Publication Type: Abstract Only
Publication Acceptance Date: March 29, 2005
Publication Date: July 15, 2005
Citation: Eastridge, J.S., Liu, M., Vinyard, B.T., Solomon, M.B., Kandhari, P., Callahan, J.A. 2005. Effect of hydrodynamic pressure, blade tenderization or their combination on shear force and collagen solubility in top rounds from Brahman cattle [abstract]. Institute of Food Technologists Annual Meeting Book of Abstracts. Paper No. 89F-5. Available: http://ift.confex.com/ift/2005/boa.htm
Brahman beef is generally perceived to have lower tenderness and a greater amount of connective tissue than continental breeds.
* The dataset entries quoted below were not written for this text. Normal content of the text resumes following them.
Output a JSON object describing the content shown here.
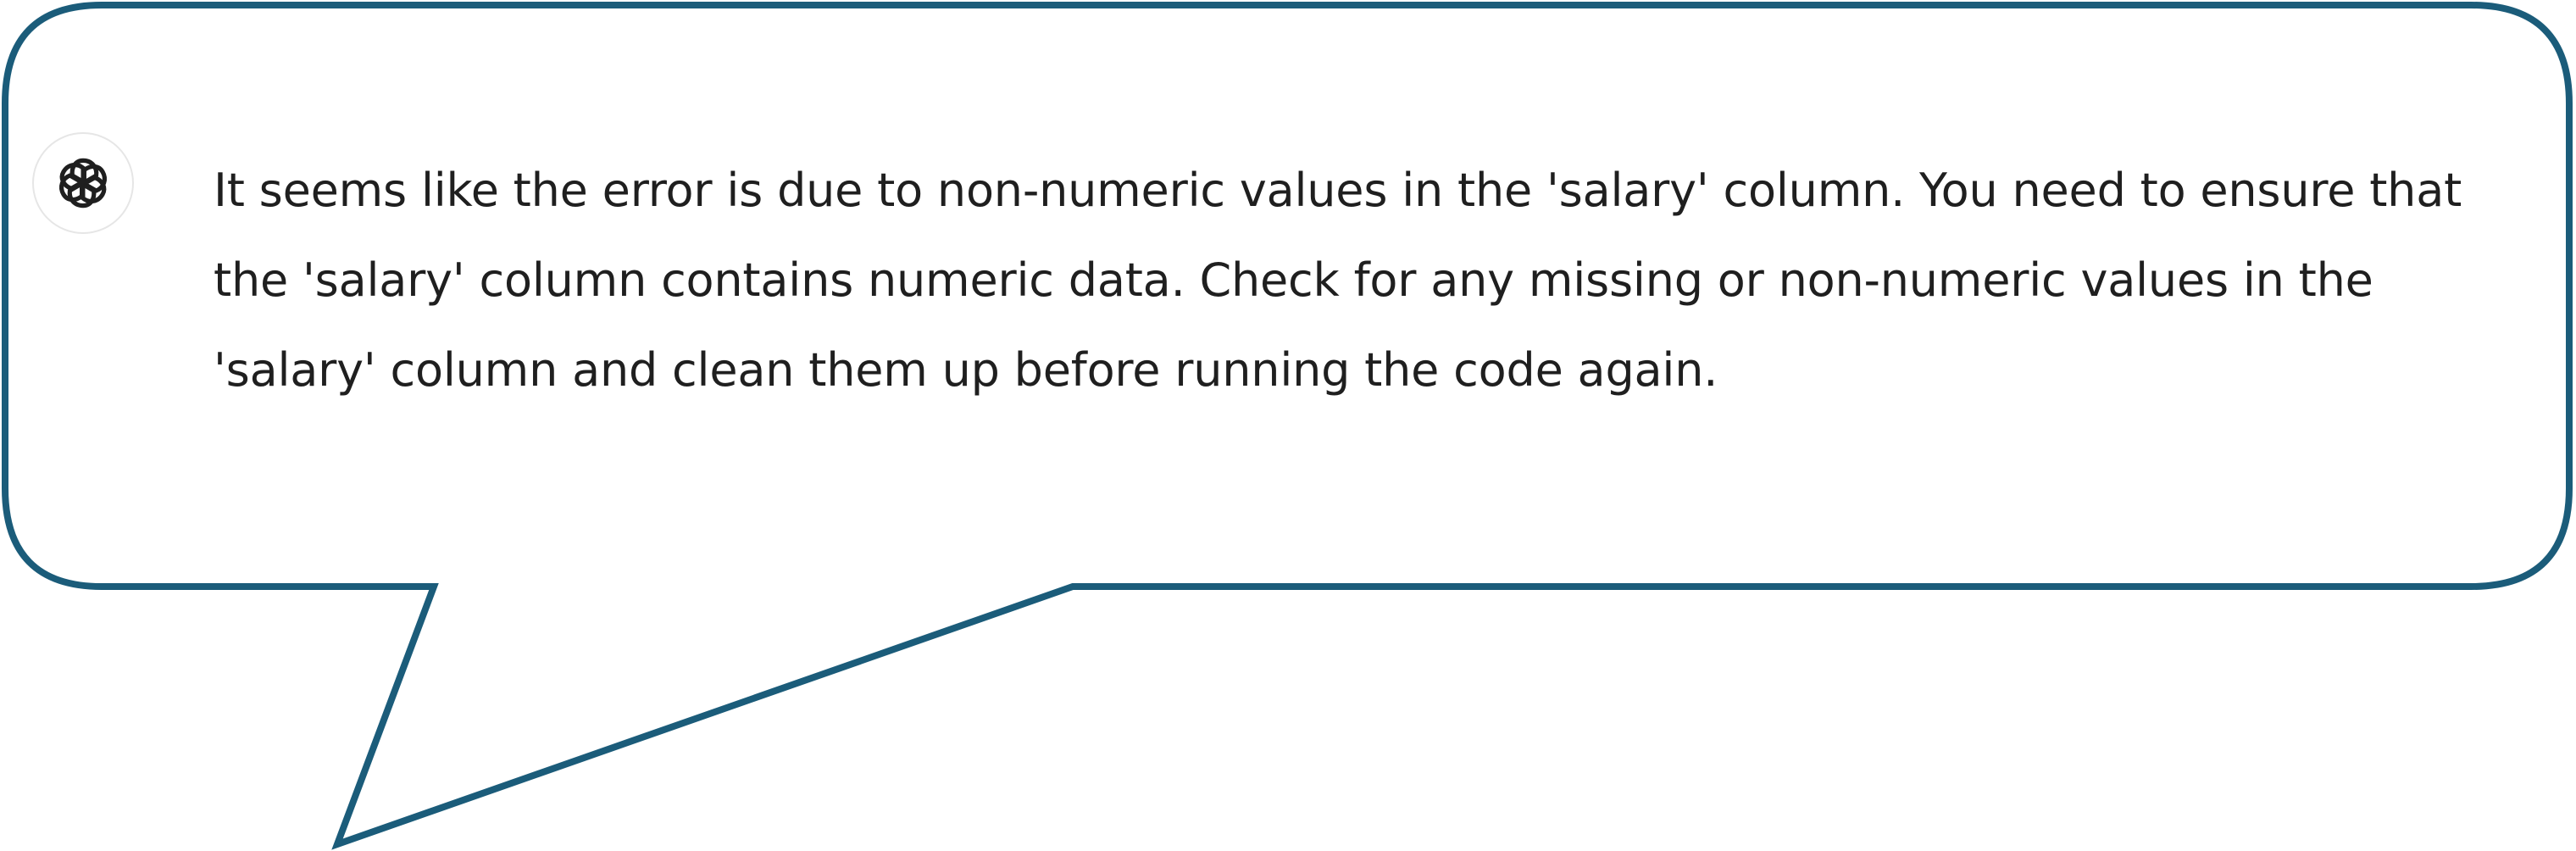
{
  "chat": {
    "assistant_avatar": {
      "icon": "openai-logo-icon"
    },
    "message": {
      "lines": [
        "It seems like the error is due to non-numeric values in the 'salary' column. You need to ensure that",
        "the 'salary' column contains numeric data. Check for any missing or non-numeric values in the",
        "'salary' column and clean them up before running the code again."
      ]
    }
  },
  "theme": {
    "bubble_border": "#1b5c7a",
    "text": "#1f1f1f",
    "avatar_border": "#e6e6e6"
  }
}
Tenderness of Brahman beef has been improved by use of hydrodynamic pressure processing (H), blade tenderization (B) and B followed by H (BH). The aim of this study was to examine the effects of H, B and BH on the connective tissue component of tenderness in Brahman top rounds. Frozen top rounds (n=12), selected for toughness (shear force range 6.8 - 9.8 kgf), were thawed before dividing in half and randomly assigning to treatments in a balanced incomplete block design. Each treated sample had a paired control (C). B and BH samples were passed once through a blade tenderizer. Vacuum packaged H and BH samples were subjected to a binary explosive shock wave in a plastic container filled with water. Samples were obtained for shear force, collagen amount and solubility analyses. Data were analyzed for C vs treated effects and among B, H and BH treatments. All treatments significantly improved tenderness by an average of 22.8 percent compared to C (6.7 vs 8.7 kgf). Significant tenderness improvement was noted for B, H and BH (26, 23 and 20 percent) versus C. No differences (p>0.05) in total collagen (µg/g dry weight) were detected. The percent soluble collagen was not different (p>0.05) between treated and control for B (6.9 vs 6.5 percent); however, a significant increase was detected for H and BH (45 and 33 percent improvement) compared to their C. Amount and percent soluble collagen were correlated (coefficients of -0.5 with p<0.0008 and -0.4 at p<0.0006) to shear force. Improvements in tenderization were seen for all treatments of Brahman top rounds. Blade tenderization had no effect on the collagen solubility. Clearly hydrodynamic pressure processing affected connective tissue solubility, but how this relates to tenderness is yet to be determined.